Pick the key presentations you absolutely don’t want to miss, and then a few on topics you don’t know much about, to learn something new. And then go out there and talk to as many people as you can, as conferences are all about meeting new folks, about networking, about finding future collaborators.

As a successful, active entrepreneur and innovator, what do you like most about your work?

I get to work with great, smart, inspiring people, and on constantly changing topics and challenges. It just never gets boring.

What role does Berlin play in the projects you get involved in?

For one, Berlin has been my home for most of the last decade. This means it’s where I know lots of people and collaborators. It’s also currently a place with tremendous energy. Gone are the slacker days, Berlin has really arrived on the global map for tinkerers, innovators, entrepreneurs and artists. Altogether, this means it’s a perfect place to get from idea to a full-on collaboration very quickly.

Has Berlin had an impact on shaping your personality and interests? If yes, in which way?

I might be over-interpreting, but to me Berlin has always been a city that works a little like the Internet: it’s quite decentralised; it has a strong bottom-up or grassroots culture. It’s easy to connect the dots and make things happen, even on a shoestring. This, and the cosmopolitan nature of Berlin, the international scene here, has certainly shaped me in many ways. It’s just a great home base.

Where did your interest in entrepreneurship and digital innovations come from?

I never planned to become an entrepreneur, and even writing this now sounds somewhat odd. I’ve just always been interested in the web and how it works and, more importantly, how it can be used to connect people and build communities. From there on, it was just a matter of tinkering and keeping eyes and ears open.

What are you working on these days?

A number of things: I wear several hats depending on the context. While it might seem confusing or odd, all these roles really complement each other nicely. So: I’m program director for NEXT Berlin, a role I share with Monique van Dusseldorp. I work as a freelance consultant for digital strategy. And I recently co-founded Makers Make, an early stage company that helps independents manufacture products on-demand and at scale. The 3D printing and manufacturing sphere has become incredibly interesting, and we’re still looking at the tip of the iceberg.

How digital is your breakfast?

I snack all day on the links provided by my Twitter feed, which I use extensively throughout the day.

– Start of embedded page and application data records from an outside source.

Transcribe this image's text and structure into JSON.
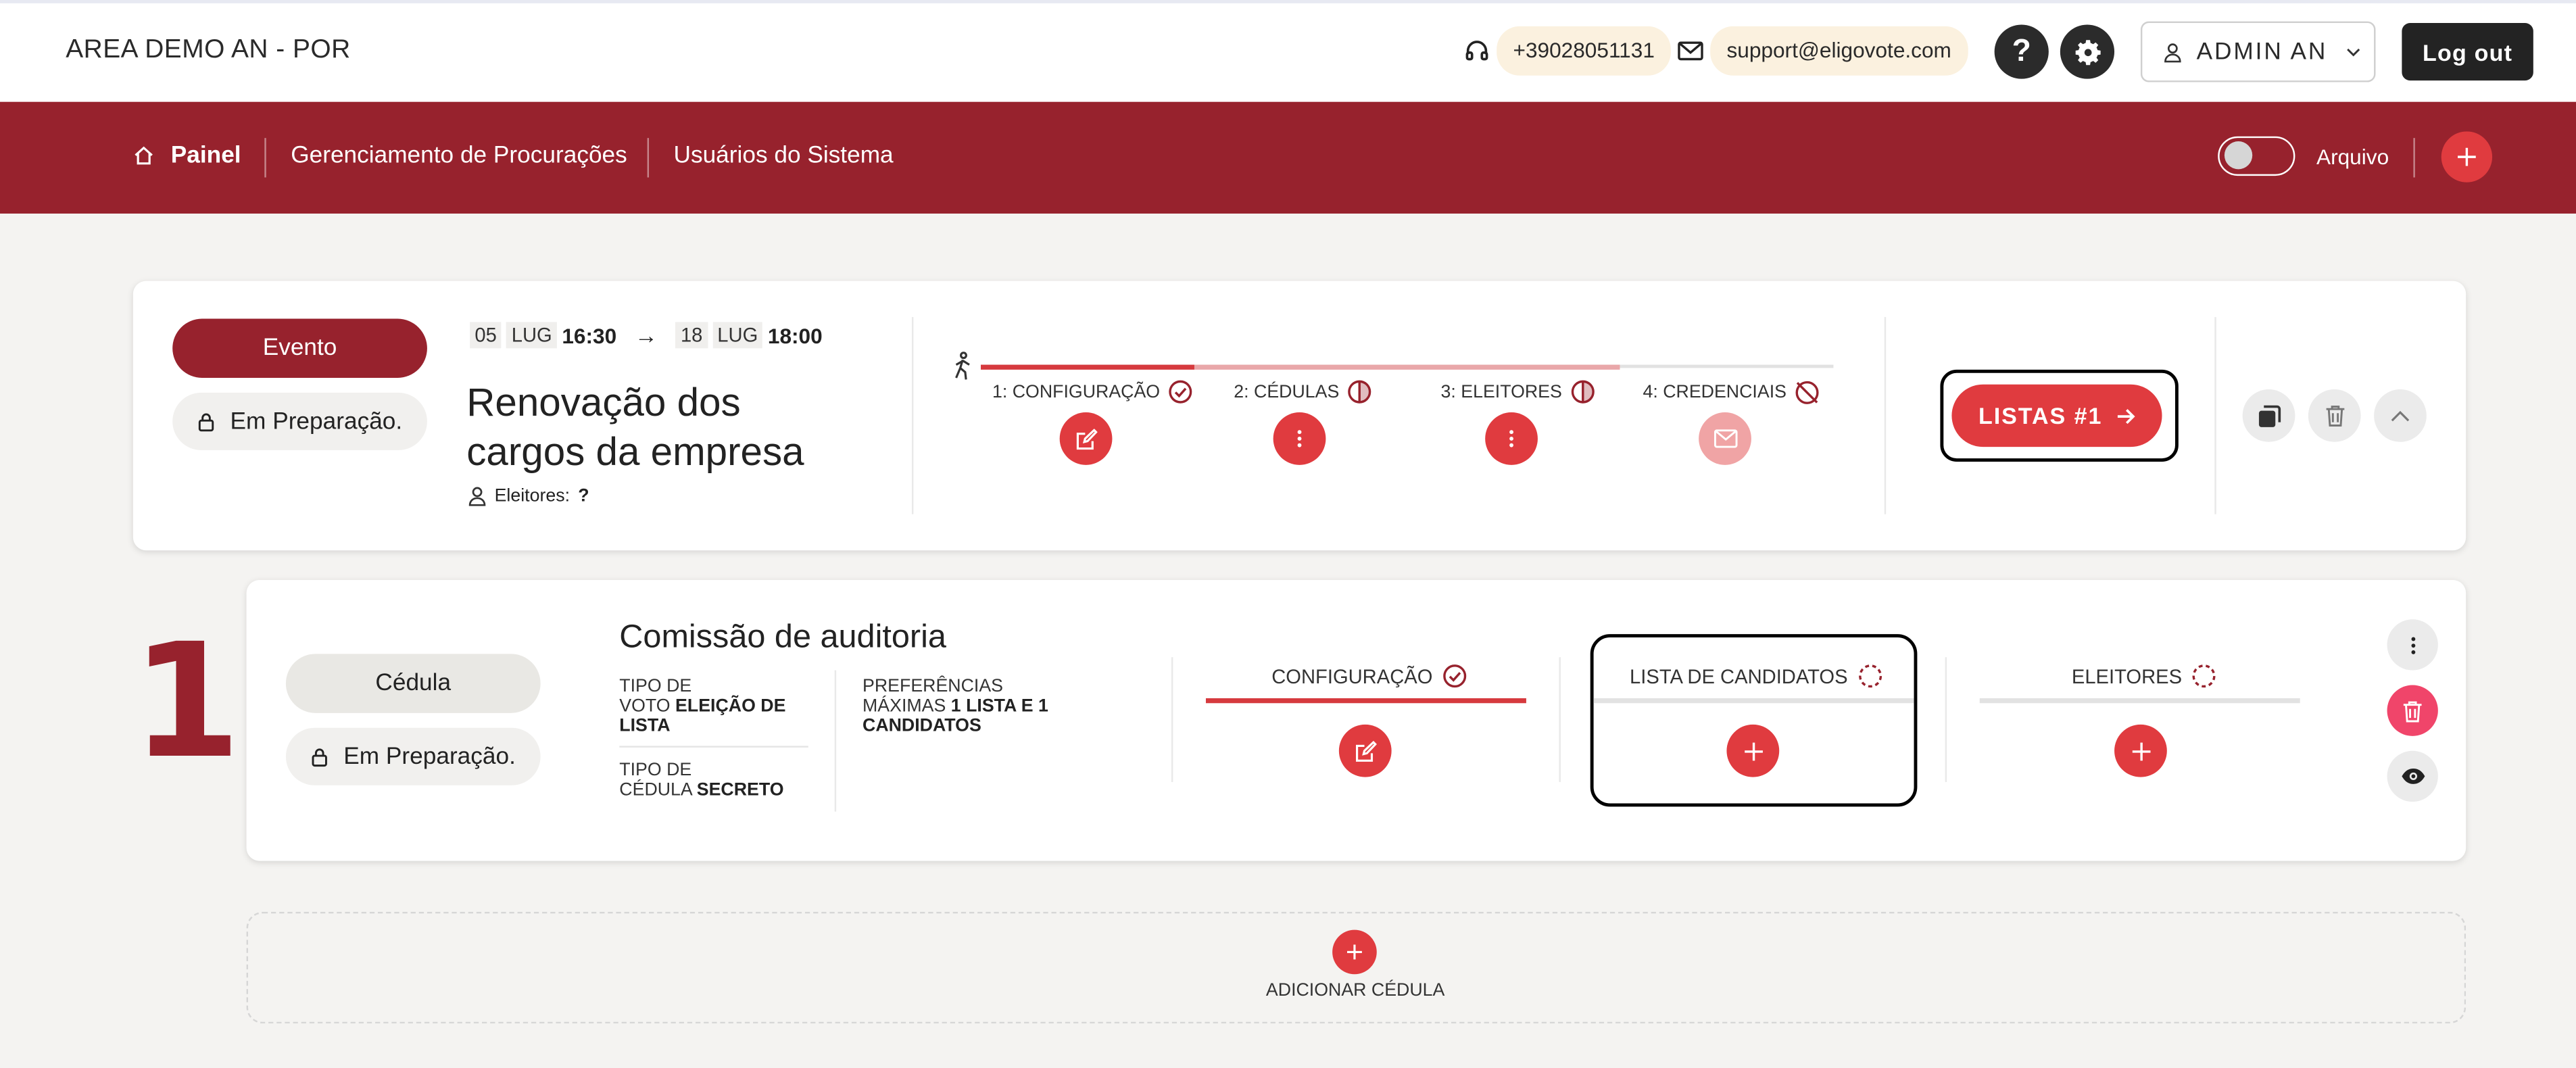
{
  "header": {
    "title": "AREA DEMO AN - POR",
    "phone": "+39028051131",
    "email": "support@eligovote.com",
    "user_label": "ADMIN AN",
    "logout_label": "Log out",
    "help_label": "?"
  },
  "nav": {
    "items": [
      {
        "label": "Painel"
      },
      {
        "label": "Gerenciamento de Procurações"
      },
      {
        "label": "Usuários do Sistema"
      }
    ],
    "archive_label": "Arquivo"
  },
  "event": {
    "type_label": "Evento",
    "status_label": "Em Preparação.",
    "start": {
      "day": "05",
      "month": "LUG",
      "time": "16:30"
    },
    "end": {
      "day": "18",
      "month": "LUG",
      "time": "18:00"
    },
    "arrow": "→",
    "title_line1": "Renovação dos",
    "title_line2": "cargos da empresa",
    "voters_label": "Eleitores:",
    "voters_value": "?",
    "steps": [
      {
        "label": "1: CONFIGURAÇÃO"
      },
      {
        "label": "2: CÉDULAS"
      },
      {
        "label": "3: ELEITORES"
      },
      {
        "label": "4: CREDENCIAIS"
      }
    ],
    "lists_button_label": "LISTAS #1"
  },
  "ballot": {
    "number": "1",
    "type_label": "Cédula",
    "status_label": "Em Preparação.",
    "title": "Comissão de auditoria",
    "vote_type_label_1": "TIPO DE",
    "vote_type_label_2": "VOTO",
    "vote_type_value_1": "ELEIÇÃO DE",
    "vote_type_value_2": "LISTA",
    "ballot_type_label_1": "TIPO DE",
    "ballot_type_label_2": "CÉDULA",
    "ballot_type_value": "SECRETO",
    "pref_label_1": "PREFERÊNCIAS",
    "pref_label_2": "MÁXIMAS",
    "pref_value_1": "1 LISTA E 1",
    "pref_value_2": "CANDIDATOS",
    "sections": [
      {
        "label": "CONFIGURAÇÃO"
      },
      {
        "label": "LISTA DE CANDIDATOS"
      },
      {
        "label": "ELEITORES"
      }
    ]
  },
  "add_ballot_label": "ADICIONAR CÉDULA",
  "colors": {
    "brand": "#97222d",
    "accent": "#e03b3f",
    "pink": "#f0456a"
  }
}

Other than that, I read in Pocket on my tablet,[4] and use my Kindle for longer reads.

Thanks a lot for the talk!

Get to know more about Peter Bihr:

Makers Make:


freelancer webpage: